» TASK STATEMENT
Every line below should be copied exactly; drop the pictures.

━━ TASK MATERIAL

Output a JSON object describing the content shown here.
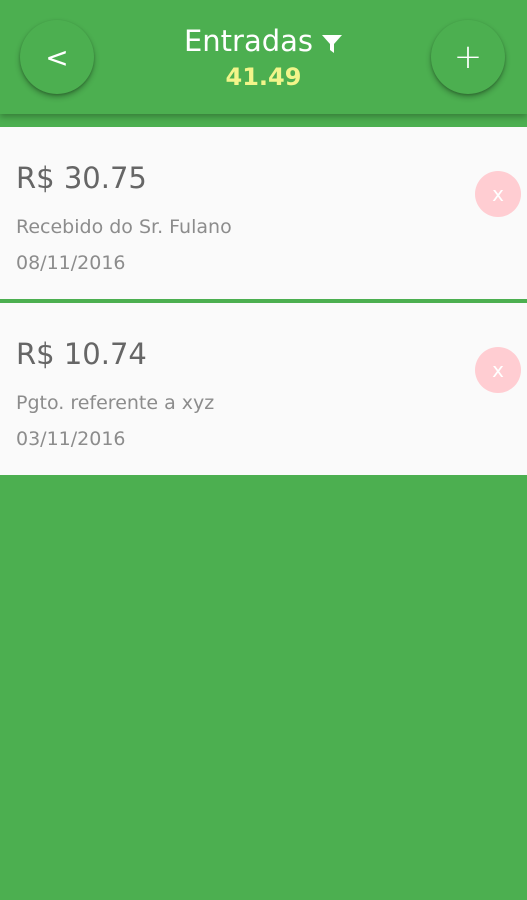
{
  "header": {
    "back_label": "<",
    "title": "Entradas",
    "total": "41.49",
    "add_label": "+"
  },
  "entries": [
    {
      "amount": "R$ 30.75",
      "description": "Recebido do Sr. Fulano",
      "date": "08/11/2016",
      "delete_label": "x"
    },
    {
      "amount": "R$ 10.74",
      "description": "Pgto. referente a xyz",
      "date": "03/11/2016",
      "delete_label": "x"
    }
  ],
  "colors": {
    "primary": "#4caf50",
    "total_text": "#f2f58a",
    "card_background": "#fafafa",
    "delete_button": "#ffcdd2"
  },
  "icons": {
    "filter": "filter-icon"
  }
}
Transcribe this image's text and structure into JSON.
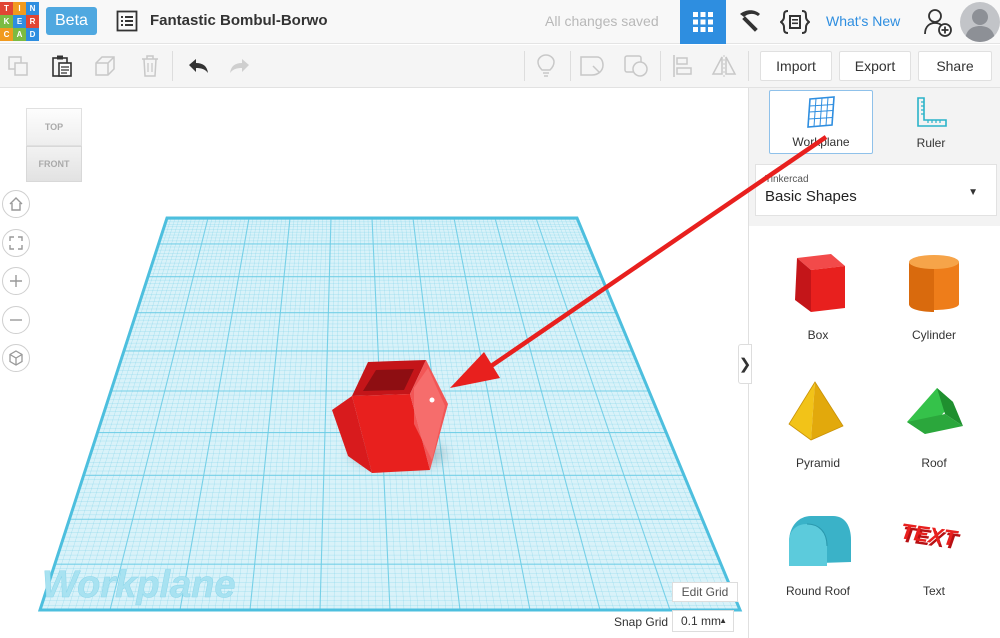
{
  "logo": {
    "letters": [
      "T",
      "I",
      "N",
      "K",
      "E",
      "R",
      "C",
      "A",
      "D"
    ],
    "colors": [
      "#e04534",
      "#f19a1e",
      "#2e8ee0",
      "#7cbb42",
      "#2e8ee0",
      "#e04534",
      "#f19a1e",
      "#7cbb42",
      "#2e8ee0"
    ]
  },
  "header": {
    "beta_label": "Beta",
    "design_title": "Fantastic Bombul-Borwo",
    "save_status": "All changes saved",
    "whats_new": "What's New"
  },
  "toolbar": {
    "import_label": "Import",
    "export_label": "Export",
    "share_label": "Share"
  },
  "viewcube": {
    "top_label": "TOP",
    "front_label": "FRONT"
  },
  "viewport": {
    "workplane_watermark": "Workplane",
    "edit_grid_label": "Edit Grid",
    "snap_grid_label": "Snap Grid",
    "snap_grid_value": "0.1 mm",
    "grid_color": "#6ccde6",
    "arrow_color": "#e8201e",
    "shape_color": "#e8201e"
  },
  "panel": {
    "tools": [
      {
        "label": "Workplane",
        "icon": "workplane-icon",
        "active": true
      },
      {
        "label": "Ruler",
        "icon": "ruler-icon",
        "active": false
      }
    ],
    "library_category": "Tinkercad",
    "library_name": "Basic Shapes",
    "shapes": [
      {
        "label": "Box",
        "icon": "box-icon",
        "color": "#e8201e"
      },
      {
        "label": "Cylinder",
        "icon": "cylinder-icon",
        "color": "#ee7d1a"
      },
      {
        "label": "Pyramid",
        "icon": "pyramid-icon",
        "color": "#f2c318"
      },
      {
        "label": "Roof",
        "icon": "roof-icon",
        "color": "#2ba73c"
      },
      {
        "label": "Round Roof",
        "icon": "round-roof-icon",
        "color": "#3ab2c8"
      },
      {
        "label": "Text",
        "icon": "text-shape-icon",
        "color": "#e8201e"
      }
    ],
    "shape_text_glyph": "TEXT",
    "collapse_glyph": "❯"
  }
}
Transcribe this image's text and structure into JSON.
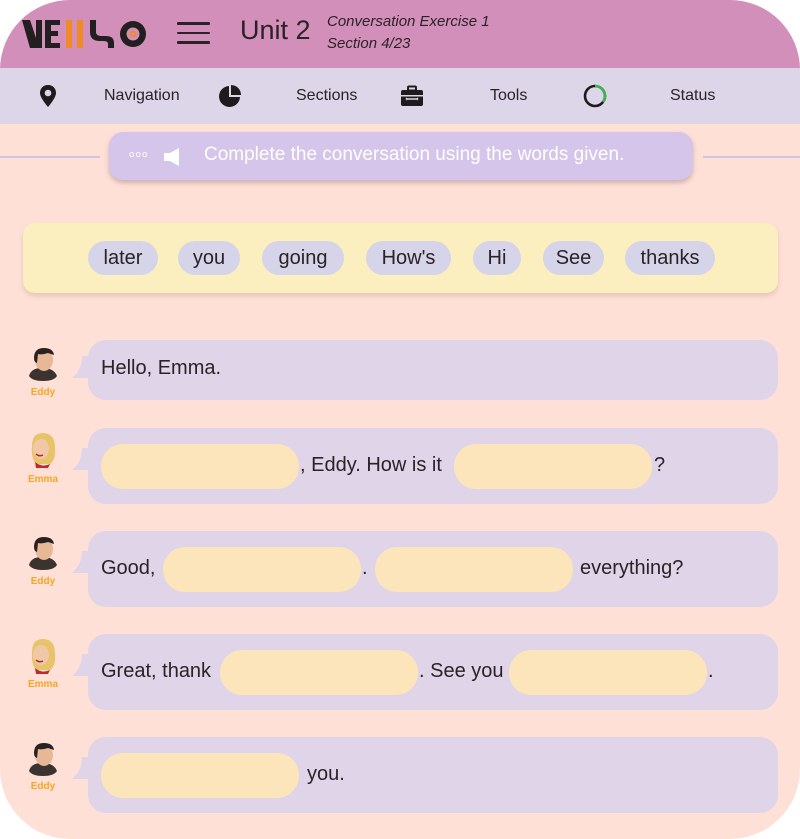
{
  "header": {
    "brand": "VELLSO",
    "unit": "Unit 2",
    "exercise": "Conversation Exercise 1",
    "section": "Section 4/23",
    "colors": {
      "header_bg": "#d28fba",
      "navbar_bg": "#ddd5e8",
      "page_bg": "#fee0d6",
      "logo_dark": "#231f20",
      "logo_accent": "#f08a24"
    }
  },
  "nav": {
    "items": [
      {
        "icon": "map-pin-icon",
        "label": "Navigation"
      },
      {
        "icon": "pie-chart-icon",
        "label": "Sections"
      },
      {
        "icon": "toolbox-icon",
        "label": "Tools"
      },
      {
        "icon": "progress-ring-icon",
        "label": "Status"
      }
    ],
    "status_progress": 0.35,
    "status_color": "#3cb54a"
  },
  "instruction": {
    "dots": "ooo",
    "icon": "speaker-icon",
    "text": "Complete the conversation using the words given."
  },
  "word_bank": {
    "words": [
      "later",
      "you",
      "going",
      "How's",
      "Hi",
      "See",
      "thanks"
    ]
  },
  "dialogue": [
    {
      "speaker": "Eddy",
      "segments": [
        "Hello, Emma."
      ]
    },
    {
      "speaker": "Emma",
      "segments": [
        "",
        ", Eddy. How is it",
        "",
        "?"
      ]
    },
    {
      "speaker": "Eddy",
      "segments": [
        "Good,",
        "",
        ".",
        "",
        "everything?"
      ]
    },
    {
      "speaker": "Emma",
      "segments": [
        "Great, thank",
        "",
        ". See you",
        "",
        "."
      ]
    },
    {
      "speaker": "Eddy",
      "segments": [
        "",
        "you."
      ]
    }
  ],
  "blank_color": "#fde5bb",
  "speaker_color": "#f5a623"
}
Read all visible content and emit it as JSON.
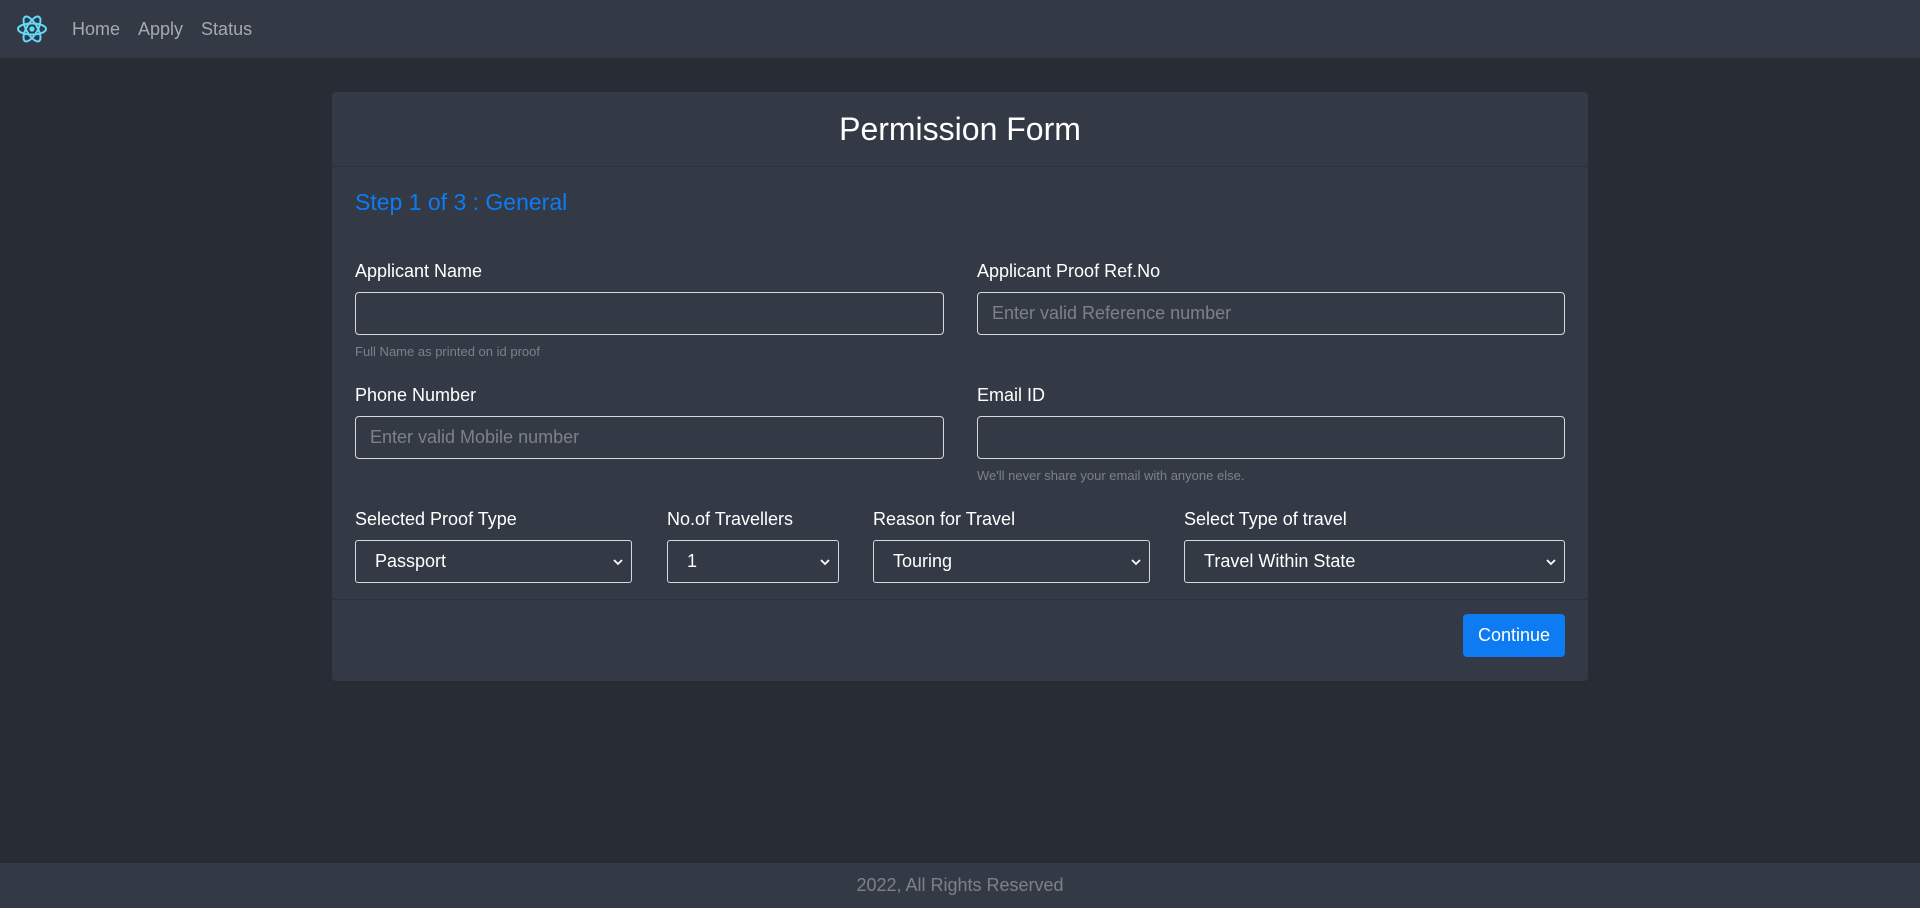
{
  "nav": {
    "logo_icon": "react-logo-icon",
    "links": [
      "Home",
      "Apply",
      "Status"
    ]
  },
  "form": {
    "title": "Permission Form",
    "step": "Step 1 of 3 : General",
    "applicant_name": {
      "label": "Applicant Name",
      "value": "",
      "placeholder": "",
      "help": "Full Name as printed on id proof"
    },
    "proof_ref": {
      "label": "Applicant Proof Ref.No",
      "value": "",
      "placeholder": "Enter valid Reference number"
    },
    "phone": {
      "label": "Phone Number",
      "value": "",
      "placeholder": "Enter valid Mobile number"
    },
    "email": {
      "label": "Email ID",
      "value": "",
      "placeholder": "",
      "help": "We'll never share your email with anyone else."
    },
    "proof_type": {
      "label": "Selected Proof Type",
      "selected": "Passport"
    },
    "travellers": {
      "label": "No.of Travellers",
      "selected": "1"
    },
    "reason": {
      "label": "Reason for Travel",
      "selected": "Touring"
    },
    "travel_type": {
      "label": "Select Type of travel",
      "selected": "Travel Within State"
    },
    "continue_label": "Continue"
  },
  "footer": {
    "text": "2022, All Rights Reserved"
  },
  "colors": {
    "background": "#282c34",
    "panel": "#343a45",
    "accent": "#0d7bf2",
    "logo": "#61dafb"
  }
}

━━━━

» PROBLEM SOLUTION
Output a JSON object describing the content shown here.
{
  "header": {
    "back_label": "<",
    "title": "Entradas",
    "total": "41.49",
    "add_label": "+"
  },
  "entries": [
    {
      "amount": "R$ 30.75",
      "description": "Recebido do Sr. Fulano",
      "date": "08/11/2016",
      "delete_label": "x"
    },
    {
      "amount": "R$ 10.74",
      "description": "Pgto. referente a xyz",
      "date": "03/11/2016",
      "delete_label": "x"
    }
  ],
  "colors": {
    "primary": "#4caf50",
    "total_text": "#f2f58a",
    "card_background": "#fafafa",
    "delete_button": "#ffcdd2"
  },
  "icons": {
    "filter": "filter-icon"
  }
}
Transcribe this image's text and structure into JSON.
{
  "logo": {
    "letters": [
      "T",
      "I",
      "N",
      "K",
      "E",
      "R",
      "C",
      "A",
      "D"
    ],
    "colors": [
      "#e04534",
      "#f19a1e",
      "#2e8ee0",
      "#7cbb42",
      "#2e8ee0",
      "#e04534",
      "#f19a1e",
      "#7cbb42",
      "#2e8ee0"
    ]
  },
  "header": {
    "beta_label": "Beta",
    "design_title": "Fantastic Bombul-Borwo",
    "save_status": "All changes saved",
    "whats_new": "What's New"
  },
  "toolbar": {
    "import_label": "Import",
    "export_label": "Export",
    "share_label": "Share"
  },
  "viewcube": {
    "top_label": "TOP",
    "front_label": "FRONT"
  },
  "viewport": {
    "workplane_watermark": "Workplane",
    "edit_grid_label": "Edit Grid",
    "snap_grid_label": "Snap Grid",
    "snap_grid_value": "0.1 mm",
    "grid_color": "#6ccde6",
    "arrow_color": "#e8201e",
    "shape_color": "#e8201e"
  },
  "panel": {
    "tools": [
      {
        "label": "Workplane",
        "icon": "workplane-icon",
        "active": true
      },
      {
        "label": "Ruler",
        "icon": "ruler-icon",
        "active": false
      }
    ],
    "library_category": "Tinkercad",
    "library_name": "Basic Shapes",
    "shapes": [
      {
        "label": "Box",
        "icon": "box-icon",
        "color": "#e8201e"
      },
      {
        "label": "Cylinder",
        "icon": "cylinder-icon",
        "color": "#ee7d1a"
      },
      {
        "label": "Pyramid",
        "icon": "pyramid-icon",
        "color": "#f2c318"
      },
      {
        "label": "Roof",
        "icon": "roof-icon",
        "color": "#2ba73c"
      },
      {
        "label": "Round Roof",
        "icon": "round-roof-icon",
        "color": "#3ab2c8"
      },
      {
        "label": "Text",
        "icon": "text-shape-icon",
        "color": "#e8201e"
      }
    ],
    "shape_text_glyph": "TEXT",
    "collapse_glyph": "❯"
  }
}
Transcribe this image's text and structure into JSON.
{
  "header": {
    "brand": "VELLSO",
    "unit": "Unit 2",
    "exercise": "Conversation Exercise 1",
    "section": "Section 4/23",
    "colors": {
      "header_bg": "#d28fba",
      "navbar_bg": "#ddd5e8",
      "page_bg": "#fee0d6",
      "logo_dark": "#231f20",
      "logo_accent": "#f08a24"
    }
  },
  "nav": {
    "items": [
      {
        "icon": "map-pin-icon",
        "label": "Navigation"
      },
      {
        "icon": "pie-chart-icon",
        "label": "Sections"
      },
      {
        "icon": "toolbox-icon",
        "label": "Tools"
      },
      {
        "icon": "progress-ring-icon",
        "label": "Status"
      }
    ],
    "status_progress": 0.35,
    "status_color": "#3cb54a"
  },
  "instruction": {
    "dots": "ooo",
    "icon": "speaker-icon",
    "text": "Complete the conversation using the words given."
  },
  "word_bank": {
    "words": [
      "later",
      "you",
      "going",
      "How's",
      "Hi",
      "See",
      "thanks"
    ]
  },
  "dialogue": [
    {
      "speaker": "Eddy",
      "segments": [
        "Hello, Emma."
      ]
    },
    {
      "speaker": "Emma",
      "segments": [
        "",
        ", Eddy. How is it",
        "",
        "?"
      ]
    },
    {
      "speaker": "Eddy",
      "segments": [
        "Good,",
        "",
        ".",
        "",
        "everything?"
      ]
    },
    {
      "speaker": "Emma",
      "segments": [
        "Great, thank",
        "",
        ". See you",
        "",
        "."
      ]
    },
    {
      "speaker": "Eddy",
      "segments": [
        "",
        "you."
      ]
    }
  ],
  "blank_color": "#fde5bb",
  "speaker_color": "#f5a623"
}
Read all visible content and emit it as JSON.
{
  "nav": {
    "logo_icon": "react-logo-icon",
    "links": [
      "Home",
      "Apply",
      "Status"
    ]
  },
  "form": {
    "title": "Permission Form",
    "step": "Step 1 of 3 : General",
    "applicant_name": {
      "label": "Applicant Name",
      "value": "",
      "placeholder": "",
      "help": "Full Name as printed on id proof"
    },
    "proof_ref": {
      "label": "Applicant Proof Ref.No",
      "value": "",
      "placeholder": "Enter valid Reference number"
    },
    "phone": {
      "label": "Phone Number",
      "value": "",
      "placeholder": "Enter valid Mobile number"
    },
    "email": {
      "label": "Email ID",
      "value": "",
      "placeholder": "",
      "help": "We'll never share your email with anyone else."
    },
    "proof_type": {
      "label": "Selected Proof Type",
      "selected": "Passport"
    },
    "travellers": {
      "label": "No.of Travellers",
      "selected": "1"
    },
    "reason": {
      "label": "Reason for Travel",
      "selected": "Touring"
    },
    "travel_type": {
      "label": "Select Type of travel",
      "selected": "Travel Within State"
    },
    "continue_label": "Continue"
  },
  "footer": {
    "text": "2022, All Rights Reserved"
  },
  "colors": {
    "background": "#282c34",
    "panel": "#343a45",
    "accent": "#0d7bf2",
    "logo": "#61dafb"
  }
}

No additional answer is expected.